**Records for this task**
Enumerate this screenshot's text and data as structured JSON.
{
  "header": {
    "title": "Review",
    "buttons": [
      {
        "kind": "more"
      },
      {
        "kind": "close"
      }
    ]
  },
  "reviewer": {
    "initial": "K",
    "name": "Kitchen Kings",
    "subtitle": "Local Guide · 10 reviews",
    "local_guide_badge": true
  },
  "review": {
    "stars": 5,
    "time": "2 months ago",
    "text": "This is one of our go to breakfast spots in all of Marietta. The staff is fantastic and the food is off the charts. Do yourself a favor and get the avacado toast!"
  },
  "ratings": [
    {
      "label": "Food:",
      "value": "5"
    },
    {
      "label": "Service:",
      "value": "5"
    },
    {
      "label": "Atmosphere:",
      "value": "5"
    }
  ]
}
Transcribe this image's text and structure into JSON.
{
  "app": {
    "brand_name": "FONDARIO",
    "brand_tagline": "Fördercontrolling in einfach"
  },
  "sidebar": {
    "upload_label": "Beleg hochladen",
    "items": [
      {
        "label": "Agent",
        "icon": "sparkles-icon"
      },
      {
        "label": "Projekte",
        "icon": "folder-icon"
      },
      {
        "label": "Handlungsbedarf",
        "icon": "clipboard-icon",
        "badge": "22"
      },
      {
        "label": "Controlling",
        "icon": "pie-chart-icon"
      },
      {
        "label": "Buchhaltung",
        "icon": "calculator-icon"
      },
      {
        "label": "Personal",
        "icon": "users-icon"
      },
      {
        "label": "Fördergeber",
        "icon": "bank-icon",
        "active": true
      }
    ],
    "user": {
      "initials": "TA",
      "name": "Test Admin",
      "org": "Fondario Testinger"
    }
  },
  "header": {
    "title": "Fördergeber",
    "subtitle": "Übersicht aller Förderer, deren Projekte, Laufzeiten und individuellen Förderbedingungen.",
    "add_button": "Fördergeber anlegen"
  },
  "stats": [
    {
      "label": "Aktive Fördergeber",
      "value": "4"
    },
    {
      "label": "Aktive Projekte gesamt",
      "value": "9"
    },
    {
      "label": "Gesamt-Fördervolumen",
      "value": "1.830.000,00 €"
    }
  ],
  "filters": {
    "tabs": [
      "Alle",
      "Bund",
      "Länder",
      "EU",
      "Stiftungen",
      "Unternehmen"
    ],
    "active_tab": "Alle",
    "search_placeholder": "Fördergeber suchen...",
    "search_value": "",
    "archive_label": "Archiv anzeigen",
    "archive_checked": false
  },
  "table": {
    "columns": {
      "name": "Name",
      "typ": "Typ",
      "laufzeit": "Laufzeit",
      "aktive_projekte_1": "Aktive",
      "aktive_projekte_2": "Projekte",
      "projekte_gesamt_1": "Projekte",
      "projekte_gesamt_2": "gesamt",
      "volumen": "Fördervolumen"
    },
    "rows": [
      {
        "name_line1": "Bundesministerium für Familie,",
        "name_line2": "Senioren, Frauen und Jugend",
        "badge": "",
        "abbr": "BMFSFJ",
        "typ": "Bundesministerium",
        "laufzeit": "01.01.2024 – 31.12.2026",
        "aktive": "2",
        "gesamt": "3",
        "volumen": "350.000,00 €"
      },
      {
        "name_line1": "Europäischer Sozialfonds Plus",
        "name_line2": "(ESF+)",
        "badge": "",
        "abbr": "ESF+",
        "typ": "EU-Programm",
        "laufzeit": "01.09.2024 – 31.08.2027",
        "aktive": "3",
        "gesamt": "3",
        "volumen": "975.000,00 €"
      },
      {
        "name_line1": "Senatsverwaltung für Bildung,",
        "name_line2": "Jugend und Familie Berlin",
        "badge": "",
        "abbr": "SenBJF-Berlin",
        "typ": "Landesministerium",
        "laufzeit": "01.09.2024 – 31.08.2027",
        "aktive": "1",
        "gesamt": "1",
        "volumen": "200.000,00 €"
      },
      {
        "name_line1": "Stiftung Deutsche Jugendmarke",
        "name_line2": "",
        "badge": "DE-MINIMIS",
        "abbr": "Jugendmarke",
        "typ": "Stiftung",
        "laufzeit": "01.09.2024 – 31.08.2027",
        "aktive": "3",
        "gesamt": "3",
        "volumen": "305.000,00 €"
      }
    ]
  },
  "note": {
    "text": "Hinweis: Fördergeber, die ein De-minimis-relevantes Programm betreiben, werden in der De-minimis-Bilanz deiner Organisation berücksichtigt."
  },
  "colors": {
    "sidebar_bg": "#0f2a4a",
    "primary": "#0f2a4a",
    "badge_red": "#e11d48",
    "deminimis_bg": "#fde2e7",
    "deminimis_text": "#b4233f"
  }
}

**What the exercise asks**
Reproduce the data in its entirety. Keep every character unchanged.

**Result for this task**
Enumerate this screenshot's text and data as structured JSON.
{
  "header": {
    "title": "Review",
    "buttons": [
      {
        "kind": "more"
      },
      {
        "kind": "close"
      }
    ]
  },
  "reviewer": {
    "initial": "K",
    "name": "Kitchen Kings",
    "subtitle": "Local Guide · 10 reviews",
    "local_guide_badge": true
  },
  "review": {
    "stars": 5,
    "time": "2 months ago",
    "text": "This is one of our go to breakfast spots in all of Marietta. The staff is fantastic and the food is off the charts. Do yourself a favor and get the avacado toast!"
  },
  "ratings": [
    {
      "label": "Food:",
      "value": "5"
    },
    {
      "label": "Service:",
      "value": "5"
    },
    {
      "label": "Atmosphere:",
      "value": "5"
    }
  ]
}
Transcribe this image's text and structure into JSON.
{
  "app": {
    "brand_name": "FONDARIO",
    "brand_tagline": "Fördercontrolling in einfach"
  },
  "sidebar": {
    "upload_label": "Beleg hochladen",
    "items": [
      {
        "label": "Agent",
        "icon": "sparkles-icon"
      },
      {
        "label": "Projekte",
        "icon": "folder-icon"
      },
      {
        "label": "Handlungsbedarf",
        "icon": "clipboard-icon",
        "badge": "22"
      },
      {
        "label": "Controlling",
        "icon": "pie-chart-icon"
      },
      {
        "label": "Buchhaltung",
        "icon": "calculator-icon"
      },
      {
        "label": "Personal",
        "icon": "users-icon"
      },
      {
        "label": "Fördergeber",
        "icon": "bank-icon",
        "active": true
      }
    ],
    "user": {
      "initials": "TA",
      "name": "Test Admin",
      "org": "Fondario Testinger"
    }
  },
  "header": {
    "title": "Fördergeber",
    "subtitle": "Übersicht aller Förderer, deren Projekte, Laufzeiten und individuellen Förderbedingungen.",
    "add_button": "Fördergeber anlegen"
  },
  "stats": [
    {
      "label": "Aktive Fördergeber",
      "value": "4"
    },
    {
      "label": "Aktive Projekte gesamt",
      "value": "9"
    },
    {
      "label": "Gesamt-Fördervolumen",
      "value": "1.830.000,00 €"
    }
  ],
  "filters": {
    "tabs": [
      "Alle",
      "Bund",
      "Länder",
      "EU",
      "Stiftungen",
      "Unternehmen"
    ],
    "active_tab": "Alle",
    "search_placeholder": "Fördergeber suchen...",
    "search_value": "",
    "archive_label": "Archiv anzeigen",
    "archive_checked": false
  },
  "table": {
    "columns": {
      "name": "Name",
      "typ": "Typ",
      "laufzeit": "Laufzeit",
      "aktive_projekte_1": "Aktive",
      "aktive_projekte_2": "Projekte",
      "projekte_gesamt_1": "Projekte",
      "projekte_gesamt_2": "gesamt",
      "volumen": "Fördervolumen"
    },
    "rows": [
      {
        "name_line1": "Bundesministerium für Familie,",
        "name_line2": "Senioren, Frauen und Jugend",
        "badge": "",
        "abbr": "BMFSFJ",
        "typ": "Bundesministerium",
        "laufzeit": "01.01.2024 – 31.12.2026",
        "aktive": "2",
        "gesamt": "3",
        "volumen": "350.000,00 €"
      },
      {
        "name_line1": "Europäischer Sozialfonds Plus",
        "name_line2": "(ESF+)",
        "badge": "",
        "abbr": "ESF+",
        "typ": "EU-Programm",
        "laufzeit": "01.09.2024 – 31.08.2027",
        "aktive": "3",
        "gesamt": "3",
        "volumen": "975.000,00 €"
      },
      {
        "name_line1": "Senatsverwaltung für Bildung,",
        "name_line2": "Jugend und Familie Berlin",
        "badge": "",
        "abbr": "SenBJF-Berlin",
        "typ": "Landesministerium",
        "laufzeit": "01.09.2024 – 31.08.2027",
        "aktive": "1",
        "gesamt": "1",
        "volumen": "200.000,00 €"
      },
      {
        "name_line1": "Stiftung Deutsche Jugendmarke",
        "name_line2": "",
        "badge": "DE-MINIMIS",
        "abbr": "Jugendmarke",
        "typ": "Stiftung",
        "laufzeit": "01.09.2024 – 31.08.2027",
        "aktive": "3",
        "gesamt": "3",
        "volumen": "305.000,00 €"
      }
    ]
  },
  "note": {
    "text": "Hinweis: Fördergeber, die ein De-minimis-relevantes Programm betreiben, werden in der De-minimis-Bilanz deiner Organisation berücksichtigt."
  },
  "colors": {
    "sidebar_bg": "#0f2a4a",
    "primary": "#0f2a4a",
    "badge_red": "#e11d48",
    "deminimis_bg": "#fde2e7",
    "deminimis_text": "#b4233f"
  }
}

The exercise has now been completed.